\[\begin{align} \frac{\partial \hat{L}}{\partial \mathbf{h}_t} &= \frac{\partial \hat{L}}{\mathbf{h}_T} \prod_{s=t}^{T-1} \frac{\partial h_{t+1}}{\partial h_t} \\ &= \frac{\partial \hat{L}}{\mathbf{h}_T} \prod_{s=t}^{T-1} D_s W^{T-t}_h, \end{align}\]

where

\(D_t = \operatorname{diag} \left[\sigma'(W_t \mathbf{h}_{t-1} + + W_x \mathbf{x}_t + \mathbf{b_h})\right]\)

if \(\sigma\) is ReLU, \(\sigma'(z) \in \{0, 1\}\)

### The norm of the gradient is upper bounded

\[\begin{align} \left\|\frac{\partial \hat{L}}{\partial \mathbf{h}_t}\right\| &\leq \left\|\frac{\partial \hat{L}}{\mathbf{h}_T}\right\| \prod_{s=t}^{T-1} \left\|D_s\right\| \left\|W_h\right\|^{T-t}, \end{align}\]

- the norm of \(D_s\) is less than 1 (ReLU)
- the norm of \(W_h\) can cause gradients to explode

### Unitary Evolution RNNs

Idea: constrain \(W_h\) to be unit-norm.

### Unitary Evolution RNNs

Compose weight matrix out of simple unitary transforms:

\[ W_h = D_3R_2\mathcal{F}^{-1}D_2\Pi R_1\mathcal{F}D_1 \]

### More typical solution: gating

Vanilla RNN:

\[ \mathbf{h}_{t+1} = \sigma(W_h \mathbf{h}_t + W_x \mathbf{x}_t + \mathbf{b_h}) \]

Gated Recurrent Unit:

\[\begin{align} \mathbf{h}_{t+1} &= \mathbf{z}_t \odot \mathbf{h}_t + (1 - \mathbf{z}_t) \tilde{\mathbf{h}}_t \\ \tilde{\mathbf{h}}_t &= \phi\left(W\mathbf{x}_t + U(\mathbf{r}_t \odot \mathbf{h}_t)\right)\\ \mathbf{r}_t &= \sigma(W_r\mathbf{x}_t + U_r\mathbf{h}_t)\\ \mathbf{z}_t &= \sigma(W_z\mathbf{x}_t + U_z\mathbf{h}_t)\\ \end{align}\]

## GRU diagram

### LSTM: Long Short-Term Memory

- by Hochreiter and Schmidhuber (1997)
- improved/tweaked several times since
- more gates to control behaviour
- 2009: Alex Graves, ICDAR connected handwriting recognition competition
- 2013: sets new record in natural speech dataset
- 2014: GRU proposed (simplified LSTM)
- 2016: neural machine translation

### Side note: dealing with depth

### Side note: dealing with depth

### Side note: dealing with depth

### Deep Residual Networks (ResNets)

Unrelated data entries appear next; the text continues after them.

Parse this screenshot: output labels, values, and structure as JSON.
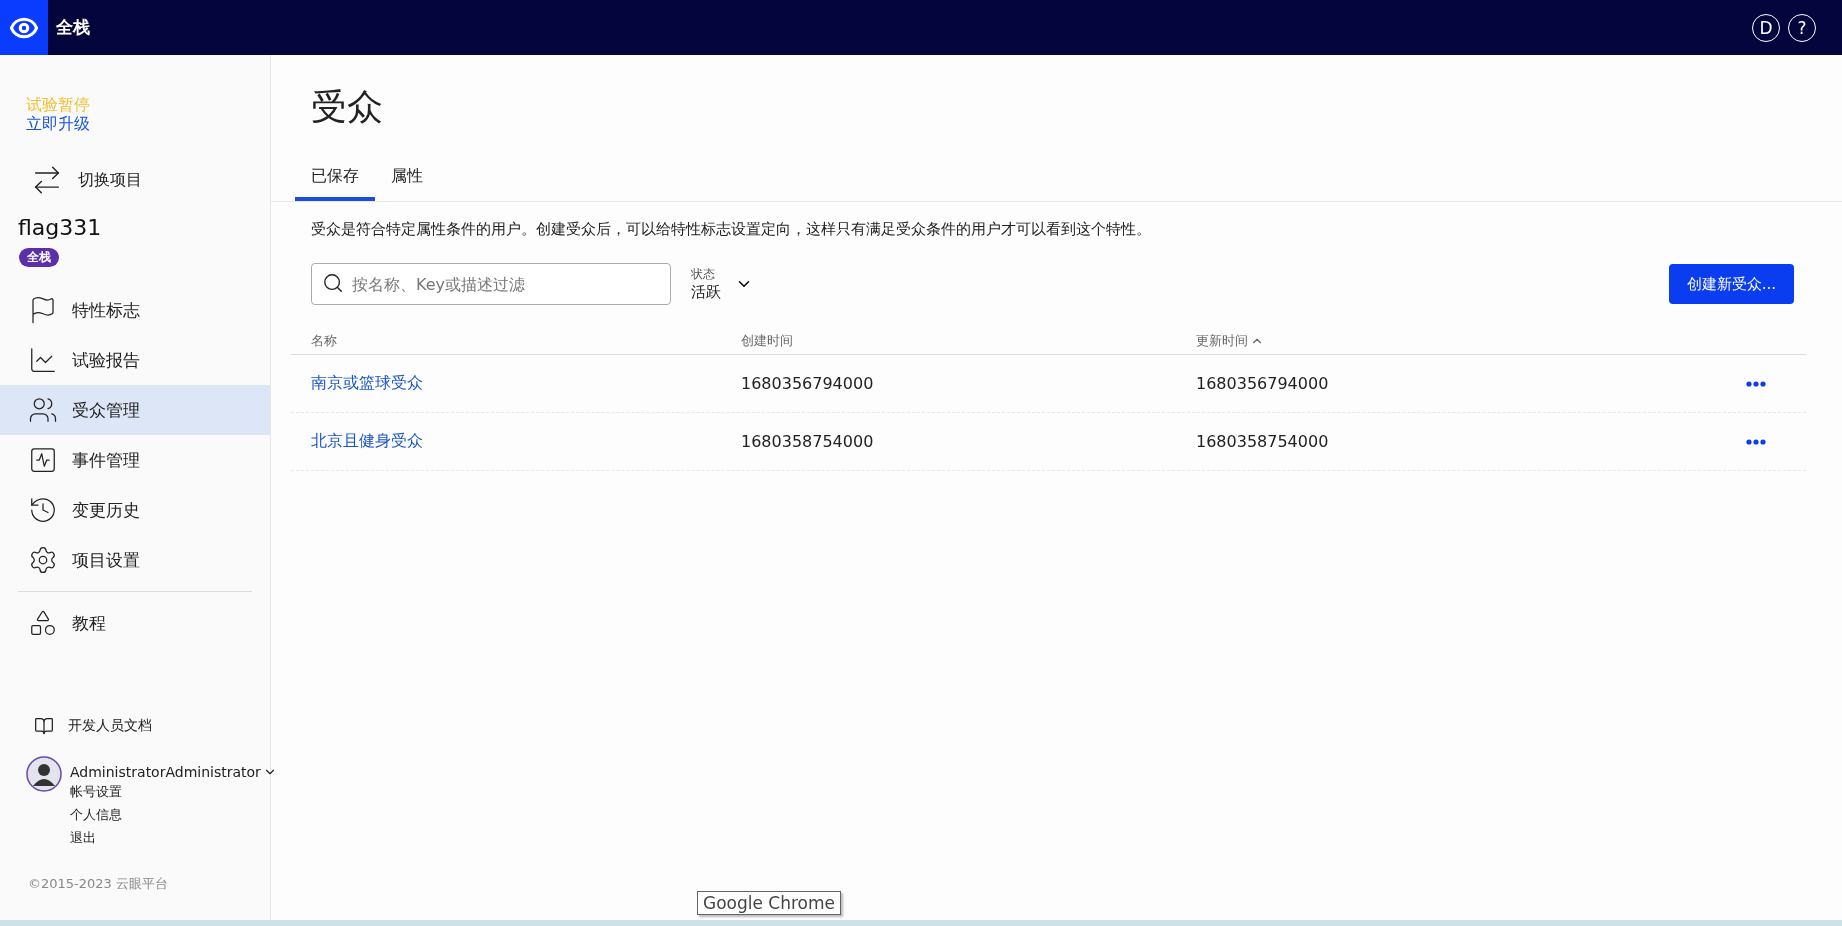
{
  "top_bar": {
    "brand": "全栈",
    "buttons": [
      "D",
      "?"
    ]
  },
  "sidebar": {
    "trial_status": "试验暂停",
    "upgrade_link": "立即升级",
    "switch_project": "切换项目",
    "project": {
      "name": "flag331",
      "badge": "全栈"
    },
    "nav": [
      {
        "label": "特性标志",
        "selected": false
      },
      {
        "label": "试验报告",
        "selected": false
      },
      {
        "label": "受众管理",
        "selected": true
      },
      {
        "label": "事件管理",
        "selected": false
      },
      {
        "label": "变更历史",
        "selected": false
      },
      {
        "label": "项目设置",
        "selected": false
      }
    ],
    "secondary_nav": [
      {
        "label": "教程",
        "selected": false
      }
    ],
    "docs_link": "开发人员文档",
    "user": {
      "name": "AdministratorAdministrator",
      "menu": [
        "帐号设置",
        "个人信息",
        "退出"
      ]
    },
    "copyright": "©2015-2023 云眼平台"
  },
  "page": {
    "title": "受众",
    "tabs": [
      {
        "label": "已保存",
        "selected": true
      },
      {
        "label": "属性",
        "selected": false
      }
    ],
    "description": "受众是符合特定属性条件的用户。创建受众后，可以给特性标志设置定向，这样只有满足受众条件的用户才可以看到这个特性。",
    "search": {
      "placeholder": "按名称、Key或描述过滤"
    },
    "status_filter": {
      "label": "状态",
      "value": "活跃"
    },
    "create_button": "创建新受众...",
    "table": {
      "columns": [
        {
          "label": "名称",
          "sorted": false
        },
        {
          "label": "创建时间",
          "sorted": false
        },
        {
          "label": "更新时间",
          "sorted": true
        }
      ],
      "rows": [
        {
          "name": "南京或篮球受众",
          "created": "1680356794000",
          "updated": "1680356794000"
        },
        {
          "name": "北京且健身受众",
          "created": "1680358754000",
          "updated": "1680358754000"
        }
      ]
    }
  },
  "tooltip": "Google Chrome"
}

### Deep Residual Networks (ResNets)

### ResNets

- allow for much deeper networks (101, 152 layer)
- performance increases with depth
- new record in benchmarks (ImageNet, COCO)
- used almost everywhere now

### Resnets behave like ensembles

from (Veit et al, 2016)

### DenseNets

### DenseNets

### Back to RNNs

- like ResNets, LSTMs and GRU create “shortcuts”
- allows information to skip processing
- data-dependent gating
- data-dependent shortcuts

## Different from what we had before:

- different input type (sequences)
- different network building blocks
- multiplicative interactions
- gating
- skip connections

- different objective
- maximum likelihood
- generative modelling

### RNN: different uses

figure from Andrej Karpathy’s blog post

### To engage with this material at home

Try the char-RNN Exercise from Udacity.